▸ ENTRIES SHOWN:
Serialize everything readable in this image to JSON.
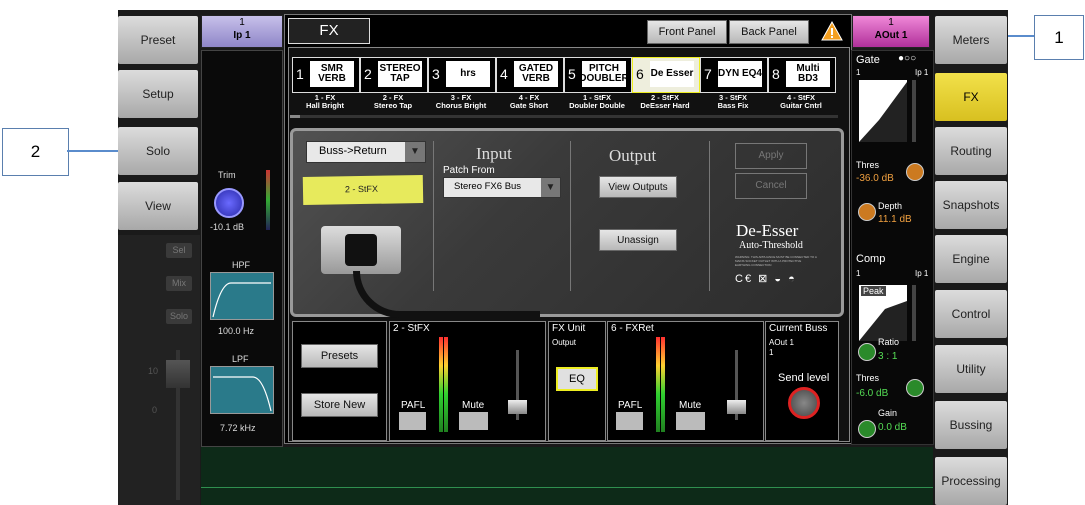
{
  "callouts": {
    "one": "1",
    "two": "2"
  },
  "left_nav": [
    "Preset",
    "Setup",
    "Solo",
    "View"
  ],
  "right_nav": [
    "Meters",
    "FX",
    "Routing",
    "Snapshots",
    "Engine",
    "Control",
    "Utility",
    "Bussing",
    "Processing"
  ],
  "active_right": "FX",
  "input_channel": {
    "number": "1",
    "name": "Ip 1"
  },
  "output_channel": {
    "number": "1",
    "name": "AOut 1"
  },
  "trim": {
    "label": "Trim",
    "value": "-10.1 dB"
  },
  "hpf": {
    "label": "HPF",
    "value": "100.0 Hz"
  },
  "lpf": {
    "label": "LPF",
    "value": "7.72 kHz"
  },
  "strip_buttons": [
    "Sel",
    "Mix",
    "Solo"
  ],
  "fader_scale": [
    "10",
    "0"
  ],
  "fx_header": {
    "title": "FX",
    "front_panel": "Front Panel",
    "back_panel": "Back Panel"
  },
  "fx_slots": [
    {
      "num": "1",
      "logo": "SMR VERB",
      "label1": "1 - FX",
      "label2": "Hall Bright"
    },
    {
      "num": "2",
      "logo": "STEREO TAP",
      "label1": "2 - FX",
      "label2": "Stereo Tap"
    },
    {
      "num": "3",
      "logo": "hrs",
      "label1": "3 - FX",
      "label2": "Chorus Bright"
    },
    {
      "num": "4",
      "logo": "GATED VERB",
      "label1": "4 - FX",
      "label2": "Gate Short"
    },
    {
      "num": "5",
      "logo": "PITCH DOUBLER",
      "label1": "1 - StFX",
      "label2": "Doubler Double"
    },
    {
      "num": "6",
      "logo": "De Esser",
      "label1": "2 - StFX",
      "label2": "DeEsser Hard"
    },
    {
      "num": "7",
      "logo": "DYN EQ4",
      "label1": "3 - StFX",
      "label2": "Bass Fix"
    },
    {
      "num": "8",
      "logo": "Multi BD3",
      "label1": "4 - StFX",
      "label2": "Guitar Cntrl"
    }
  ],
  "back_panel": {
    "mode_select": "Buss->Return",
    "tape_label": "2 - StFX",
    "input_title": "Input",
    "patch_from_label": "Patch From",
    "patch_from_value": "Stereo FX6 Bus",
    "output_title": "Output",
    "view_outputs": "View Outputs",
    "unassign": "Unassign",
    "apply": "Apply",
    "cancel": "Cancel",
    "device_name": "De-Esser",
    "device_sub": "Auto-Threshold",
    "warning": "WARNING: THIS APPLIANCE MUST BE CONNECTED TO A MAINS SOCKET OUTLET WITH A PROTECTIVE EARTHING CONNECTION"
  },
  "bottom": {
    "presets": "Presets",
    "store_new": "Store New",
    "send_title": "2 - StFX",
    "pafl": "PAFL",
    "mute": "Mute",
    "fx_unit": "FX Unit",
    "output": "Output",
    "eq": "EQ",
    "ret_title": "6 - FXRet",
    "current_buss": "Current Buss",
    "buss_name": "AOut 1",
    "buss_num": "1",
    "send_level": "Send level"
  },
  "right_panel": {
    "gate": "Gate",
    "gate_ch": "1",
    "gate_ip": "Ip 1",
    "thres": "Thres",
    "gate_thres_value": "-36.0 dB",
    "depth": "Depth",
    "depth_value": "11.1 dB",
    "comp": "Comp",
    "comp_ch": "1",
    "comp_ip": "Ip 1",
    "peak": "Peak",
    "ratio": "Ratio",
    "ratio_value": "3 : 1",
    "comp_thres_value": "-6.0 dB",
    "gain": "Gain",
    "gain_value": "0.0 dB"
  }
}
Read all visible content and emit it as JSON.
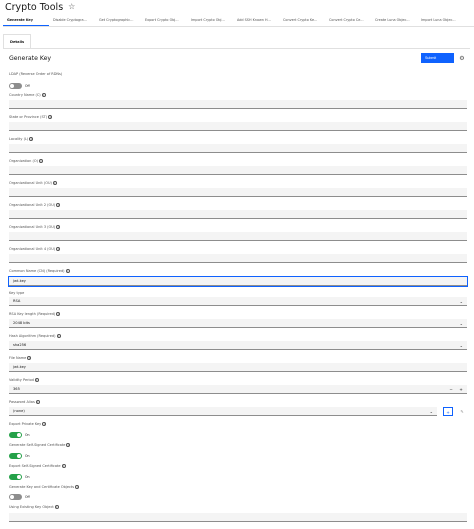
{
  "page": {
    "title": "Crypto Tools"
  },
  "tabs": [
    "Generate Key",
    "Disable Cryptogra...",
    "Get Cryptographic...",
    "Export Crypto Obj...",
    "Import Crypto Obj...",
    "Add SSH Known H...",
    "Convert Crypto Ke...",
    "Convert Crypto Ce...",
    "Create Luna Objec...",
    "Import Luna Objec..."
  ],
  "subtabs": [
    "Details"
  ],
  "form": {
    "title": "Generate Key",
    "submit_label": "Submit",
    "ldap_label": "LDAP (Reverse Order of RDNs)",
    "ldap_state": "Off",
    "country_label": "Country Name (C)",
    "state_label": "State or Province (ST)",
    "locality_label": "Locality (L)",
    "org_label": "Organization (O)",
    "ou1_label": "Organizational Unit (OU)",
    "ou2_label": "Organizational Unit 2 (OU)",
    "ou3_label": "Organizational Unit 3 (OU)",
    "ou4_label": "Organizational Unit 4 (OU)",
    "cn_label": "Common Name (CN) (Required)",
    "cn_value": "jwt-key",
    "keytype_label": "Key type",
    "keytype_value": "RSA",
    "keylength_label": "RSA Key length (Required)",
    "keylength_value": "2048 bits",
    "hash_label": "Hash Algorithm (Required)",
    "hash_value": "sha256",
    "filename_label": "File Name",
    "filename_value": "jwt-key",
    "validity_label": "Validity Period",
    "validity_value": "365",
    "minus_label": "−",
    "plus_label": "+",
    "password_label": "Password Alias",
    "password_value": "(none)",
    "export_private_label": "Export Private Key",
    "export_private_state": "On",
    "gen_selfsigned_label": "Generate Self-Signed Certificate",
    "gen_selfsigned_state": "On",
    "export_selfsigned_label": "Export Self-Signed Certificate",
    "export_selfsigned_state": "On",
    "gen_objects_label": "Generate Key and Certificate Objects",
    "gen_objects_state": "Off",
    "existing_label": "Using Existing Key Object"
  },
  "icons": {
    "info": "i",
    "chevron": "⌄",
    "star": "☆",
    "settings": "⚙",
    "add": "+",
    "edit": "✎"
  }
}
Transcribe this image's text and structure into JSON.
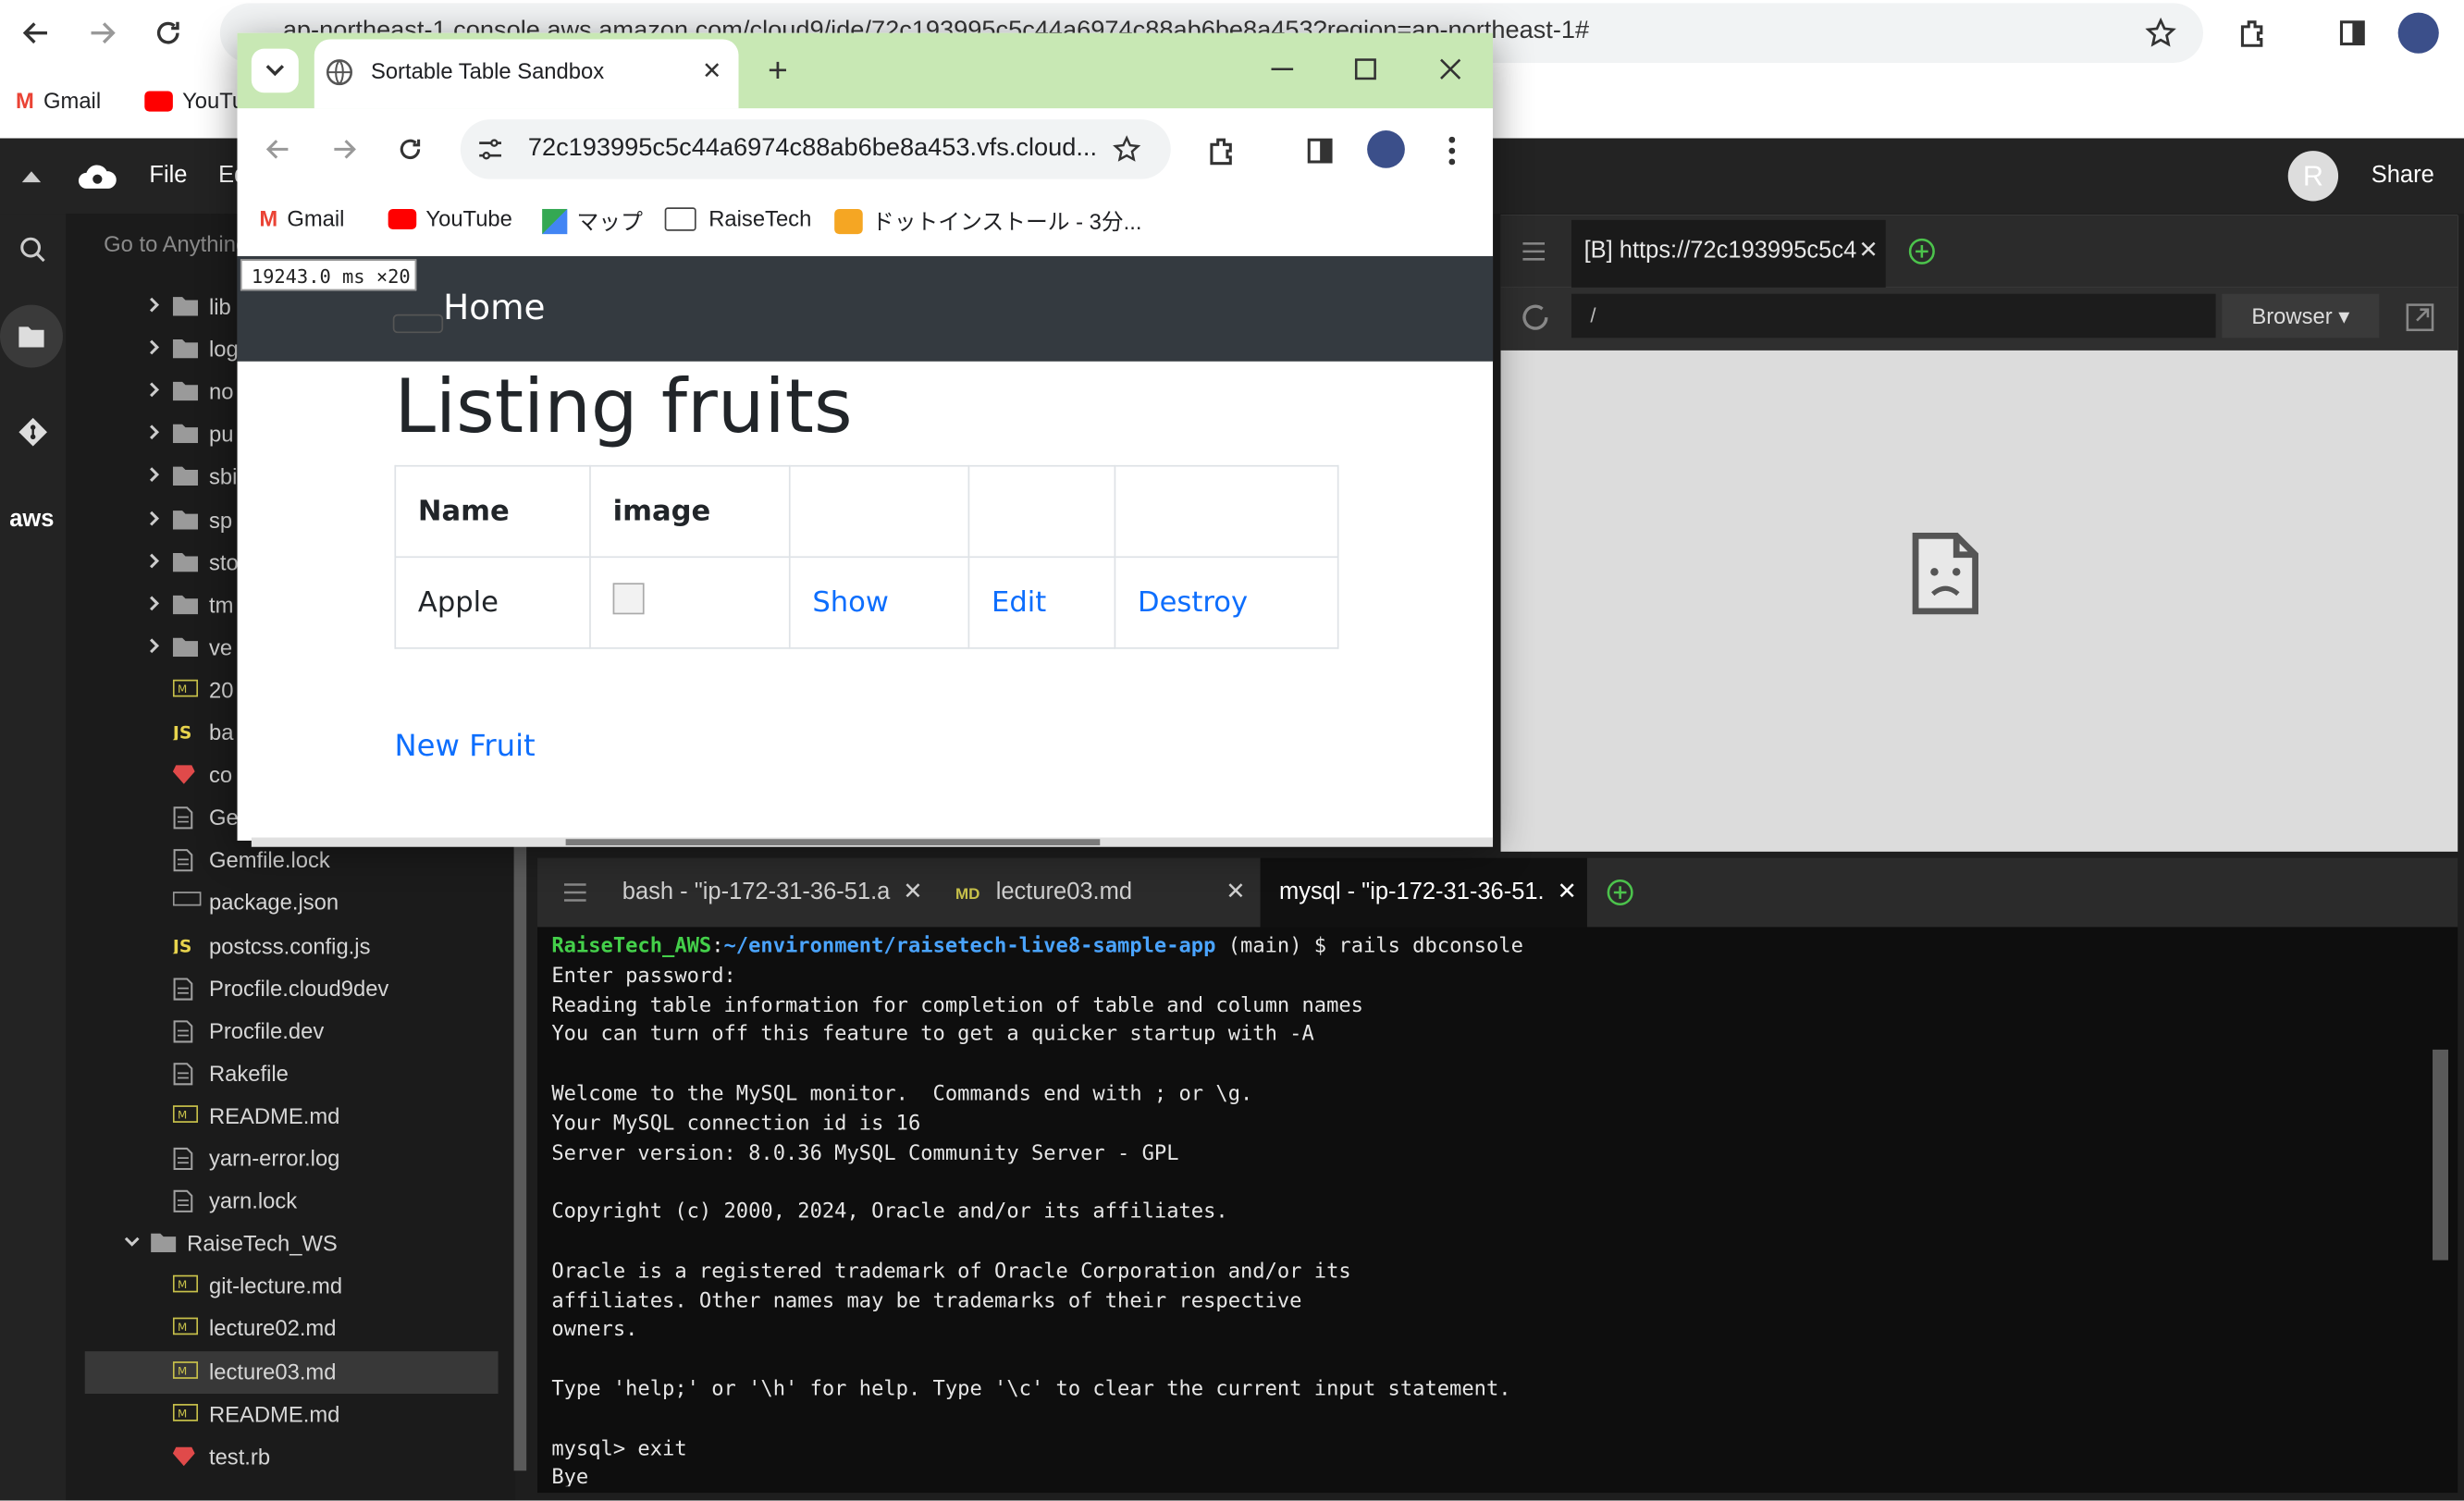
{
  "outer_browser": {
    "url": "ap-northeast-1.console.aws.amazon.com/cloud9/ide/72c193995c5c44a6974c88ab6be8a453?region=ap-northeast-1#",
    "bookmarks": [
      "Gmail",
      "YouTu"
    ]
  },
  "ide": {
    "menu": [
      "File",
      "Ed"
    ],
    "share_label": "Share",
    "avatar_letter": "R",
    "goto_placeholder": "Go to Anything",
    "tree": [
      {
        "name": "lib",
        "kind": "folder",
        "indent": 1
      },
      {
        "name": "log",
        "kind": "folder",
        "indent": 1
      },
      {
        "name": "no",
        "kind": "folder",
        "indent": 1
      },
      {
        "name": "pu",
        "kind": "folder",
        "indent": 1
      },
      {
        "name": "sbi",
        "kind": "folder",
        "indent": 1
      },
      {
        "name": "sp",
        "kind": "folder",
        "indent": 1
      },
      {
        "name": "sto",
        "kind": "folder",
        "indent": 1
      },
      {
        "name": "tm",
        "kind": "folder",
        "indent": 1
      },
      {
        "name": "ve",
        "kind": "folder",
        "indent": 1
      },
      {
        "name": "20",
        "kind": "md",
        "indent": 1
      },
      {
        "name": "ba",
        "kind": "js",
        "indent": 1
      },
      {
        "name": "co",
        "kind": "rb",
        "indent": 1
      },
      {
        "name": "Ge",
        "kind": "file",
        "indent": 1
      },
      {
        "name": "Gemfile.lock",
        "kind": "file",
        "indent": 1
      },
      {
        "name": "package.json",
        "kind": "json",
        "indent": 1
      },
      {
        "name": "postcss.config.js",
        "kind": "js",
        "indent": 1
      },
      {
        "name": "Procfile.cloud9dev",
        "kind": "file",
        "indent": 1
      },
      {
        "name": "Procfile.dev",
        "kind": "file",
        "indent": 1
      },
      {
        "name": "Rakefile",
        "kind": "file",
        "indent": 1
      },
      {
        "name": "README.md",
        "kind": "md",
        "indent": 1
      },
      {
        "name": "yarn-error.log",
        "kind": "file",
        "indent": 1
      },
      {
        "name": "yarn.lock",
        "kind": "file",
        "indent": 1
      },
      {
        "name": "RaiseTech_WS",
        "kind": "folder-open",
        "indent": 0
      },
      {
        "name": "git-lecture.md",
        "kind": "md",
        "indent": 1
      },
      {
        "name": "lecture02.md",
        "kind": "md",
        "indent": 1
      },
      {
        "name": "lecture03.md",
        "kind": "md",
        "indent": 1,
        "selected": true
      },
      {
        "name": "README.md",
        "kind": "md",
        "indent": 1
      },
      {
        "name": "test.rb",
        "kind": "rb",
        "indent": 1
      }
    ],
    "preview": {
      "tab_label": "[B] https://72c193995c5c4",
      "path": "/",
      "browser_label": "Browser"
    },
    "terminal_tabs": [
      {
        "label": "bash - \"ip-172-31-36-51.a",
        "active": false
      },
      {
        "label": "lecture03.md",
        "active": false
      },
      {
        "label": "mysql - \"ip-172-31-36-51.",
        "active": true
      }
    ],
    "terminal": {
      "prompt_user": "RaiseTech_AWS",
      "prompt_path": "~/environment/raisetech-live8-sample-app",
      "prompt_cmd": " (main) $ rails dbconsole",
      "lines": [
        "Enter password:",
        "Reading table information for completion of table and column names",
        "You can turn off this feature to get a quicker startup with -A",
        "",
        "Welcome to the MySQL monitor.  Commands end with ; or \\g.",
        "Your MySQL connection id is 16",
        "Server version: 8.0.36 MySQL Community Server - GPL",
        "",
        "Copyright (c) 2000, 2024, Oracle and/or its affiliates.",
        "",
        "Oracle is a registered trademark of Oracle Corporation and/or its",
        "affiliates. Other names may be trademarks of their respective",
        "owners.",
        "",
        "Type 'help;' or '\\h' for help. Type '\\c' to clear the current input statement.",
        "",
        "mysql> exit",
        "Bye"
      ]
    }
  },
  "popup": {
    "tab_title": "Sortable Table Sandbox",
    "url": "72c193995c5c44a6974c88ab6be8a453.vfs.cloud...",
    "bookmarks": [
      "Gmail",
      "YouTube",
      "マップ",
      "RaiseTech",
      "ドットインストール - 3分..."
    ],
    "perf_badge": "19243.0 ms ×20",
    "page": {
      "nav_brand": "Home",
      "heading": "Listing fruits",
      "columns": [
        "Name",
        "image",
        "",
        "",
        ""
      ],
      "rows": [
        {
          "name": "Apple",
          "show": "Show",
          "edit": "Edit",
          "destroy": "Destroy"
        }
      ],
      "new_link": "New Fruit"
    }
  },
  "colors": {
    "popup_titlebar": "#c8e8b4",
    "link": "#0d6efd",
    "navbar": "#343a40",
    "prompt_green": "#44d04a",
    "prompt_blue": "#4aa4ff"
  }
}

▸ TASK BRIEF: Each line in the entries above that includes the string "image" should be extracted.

▸ ANSWER TO THIS TASK:
Serialize everything readable in this image to JSON.
Transcribe this image's text and structure into JSON.
        "image",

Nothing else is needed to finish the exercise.